Education and Upskilling the Workforce

The region is facing what could be considered an education crisis. According to OECD's Programme for International Student Assessment 2022, approximately 75 percent of students in LAC fall below basic proficiency in mathematics and 55 percent sit below basic proficiency in reading. Again, these disparities in education also widen between rural and urban areas and along socioeconomic lines.

The interconnection between education and the labour market presents a higher risk, meaning governments in the region will have to simultaneously address AI’s impact on both students and the workforce.

Currently, the Inter-American Development Bank (IDB) estimates that job automation rates in the region could soar as high as 36-43 percent by 2030. The region must continue to invest in STEM education in Schools while preparing its workforce. By retraining workers who lost their jobs due to AI and cultivating high-in-demand skills, the region can remain resilient in the face of these looming shifts.

Effective Governance: values, policies, and institutions

Public policy has a pivotal role in driving digital ecosystems. Whether by promoting digital literacy, ensuring the accessibility of digital infrastructure, or supporting new digital business models, policies can significantly improve the population's readiness to engage with AI technologies, and ensure that regulation is conducive to innovation while protecting the interests of all stakeholders.

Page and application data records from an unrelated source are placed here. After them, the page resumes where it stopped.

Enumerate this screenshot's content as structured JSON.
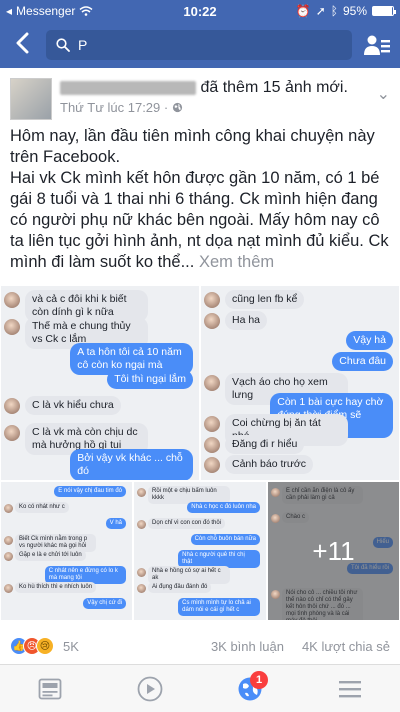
{
  "status": {
    "carrier": "Messenger",
    "time": "10:22",
    "battery": "95%",
    "battery_level": 0.95
  },
  "nav": {
    "search_text": "P"
  },
  "post": {
    "author_action": "đã thêm 15 ảnh mới.",
    "timestamp": "Thứ Tư lúc 17:29 ·",
    "paragraph1": "Hôm nay, lần đầu tiên mình công khai chuyện này trên Facebook.",
    "paragraph2": "Hai vk Ck mình kết hôn được gần 10 năm, có 1 bé gái 8 tuổi và 1 thai nhi 6 tháng. Ck mình hiện đang có người phụ nữ khác bên ngoài. Mấy hôm nay cô ta liên tục gởi hình ảnh, nt dọa nạt mình đủ kiểu. Ck mình đi làm suốt ko thể...",
    "see_more": "Xem thêm"
  },
  "photos": {
    "chat1": [
      {
        "side": "in",
        "text": "và cả c đôi khi k biết còn dính gì k nữa"
      },
      {
        "side": "in",
        "text": "Thế mà e chung thủy vs Ck c lắm"
      },
      {
        "side": "out",
        "text": "A ta hôn tôi cả 10 năm cô còn ko ngại mà"
      },
      {
        "side": "out",
        "text": "Tôi thì ngại lắm"
      },
      {
        "side": "in",
        "text": "C là vk hiểu chưa"
      },
      {
        "side": "in",
        "text": "C là vk mà còn chịu dc mà hưởng hồ gì tui"
      },
      {
        "side": "out",
        "text": "Bởi vậy vk khác ... chỗ đó"
      }
    ],
    "chat2": [
      {
        "side": "in",
        "text": "cũng len fb kể"
      },
      {
        "side": "in",
        "text": "Ha ha"
      },
      {
        "side": "out",
        "text": "Vậy hả"
      },
      {
        "side": "out",
        "text": "Chưa đâu"
      },
      {
        "side": "in",
        "text": "Vạch áo cho họ xem lưng"
      },
      {
        "side": "out",
        "text": "Còn 1 bài cực hay chờ đúng thời điểm sẽ đăng"
      },
      {
        "side": "in",
        "text": "Coi chừng bị ăn tát nhé"
      },
      {
        "side": "in",
        "text": "Đăng đi r hiểu"
      },
      {
        "side": "in",
        "text": "Cảnh báo trước"
      }
    ],
    "chat3": [
      {
        "side": "out",
        "text": "E nói vậy chị đau tim đó"
      },
      {
        "side": "in",
        "text": "Ko có nhát như c"
      },
      {
        "side": "out",
        "text": "V hả"
      },
      {
        "side": "in",
        "text": "Biết Ck mình nằm trong p vs người khác mà gọi hỏi"
      },
      {
        "side": "in",
        "text": "Gặp e là e chửi tới luôn"
      },
      {
        "side": "out",
        "text": "C nhát nên e đừng có lo k mà mang tội"
      },
      {
        "side": "in",
        "text": "Ko hù thích thì e nhích luôn"
      },
      {
        "side": "out",
        "text": "Vậy chị cứ đi"
      }
    ],
    "chat4": [
      {
        "side": "in",
        "text": "Rồi một e chịu bấm luôn kkkk"
      },
      {
        "side": "out",
        "text": "Nhà c học c đó luôn nha"
      },
      {
        "side": "in",
        "text": "Dọn chỉ vì con con đó thôi"
      },
      {
        "side": "out",
        "text": "Còn chỗ buôn bán nữa"
      },
      {
        "side": "out",
        "text": "Nhà c người quê thì chị thật"
      },
      {
        "side": "in",
        "text": "Nhà e hồng có sợ ai hết c ak"
      },
      {
        "side": "in",
        "text": "Ai đụng đâu đánh đó"
      },
      {
        "side": "out",
        "text": "Cs mình mình tự lo chả ai dám nói e cái gì hết c"
      }
    ],
    "chat5": [
      {
        "side": "in",
        "text": "E chỉ cần ăn điện là cô ấy cần phải làm gì cả"
      },
      {
        "side": "in",
        "text": "Chào c"
      },
      {
        "side": "out",
        "text": "Hiểu"
      },
      {
        "side": "out",
        "text": "Tôi đã hiểu rồi"
      },
      {
        "side": "in",
        "text": "Nói cho cô ... chiều tôi như thế nào cô chỉ có thể gây kết hôn thôi chứ ... đó ... mọi tình phòng và là cái máy đẻ thôi"
      }
    ],
    "more_count": "+11"
  },
  "footer": {
    "reaction_count": "5K",
    "comments": "3K bình luận",
    "shares": "4K lượt chia sẻ"
  },
  "tabbar": {
    "badge": "1"
  },
  "colors": {
    "facebook_blue": "#4267b2",
    "messenger_blue": "#4a8df8",
    "badge_red": "#fa3e3e"
  }
}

To implement these policies, the region needs institutions that can leverage the power of AI, reacting quickly to a fast-changing technological environment. In some cases, this means strengthening existing institutions, while in others, it will require the creation of new government capacities. Currently, for example, 16 countries in LAC have ministries responsible for the innovation agenda. However, only 6 countries in LAC have formulated specific strategies or agendas for AI adoption and promotion. And even where strategies are in place, they often lack a holistic approach. One of the critical challenges in designing policies is ensuring broader participation and engagement of academia, civil society, and the private sector, especially small and mid-sized enterprises.

Projects such as the AI Readiness Assessment, currently being piloted by UNDP in the region, offer governments guidance on ethical AI regulatory approaches. As AI technologies evolve, institutions with the capacity to continuously adapt and respond will be the most successful.

A Final Message to the Region

To leverage AI as an enabler for sustainable development in LAC, decisive action to enable a supportive ecosystem is required.  Substantial investment in digital public infrastructure, education, and upskilling, together with an effective governance are key elements of this ecosystem.  In this process, regional cooperation will be fundamental. By paving a common view and sharing infrastructure, experiences, and best practices, countries can learn from each other and collectively tackle common challenges. A regional approach can also help navigate the perils of regulation, bringing a unified voice to the global debate.

UNDP stands available as a steadfast partner in digital for the region. With the launch of LAC’s Digital 4 Development Hub in Latin America and the Caribbean, we enhance our technical assistance for countries in the region to leverage digital technologies as a driver of inclusive and sustainable growth.  

These reflections portray a blunt reality. If measures are not taken, AI will exacerbate already high inequalities, further polarize societies, and make collective action increasingly difficult. Therefore, the message is clear: action is needed to harness AI as a force for good – a driver of improved well-being for people and the planet; and it is needed now.  Only through decisive actions and cooperation can we shape a future where AI drives development in LAC that leaves no one behind.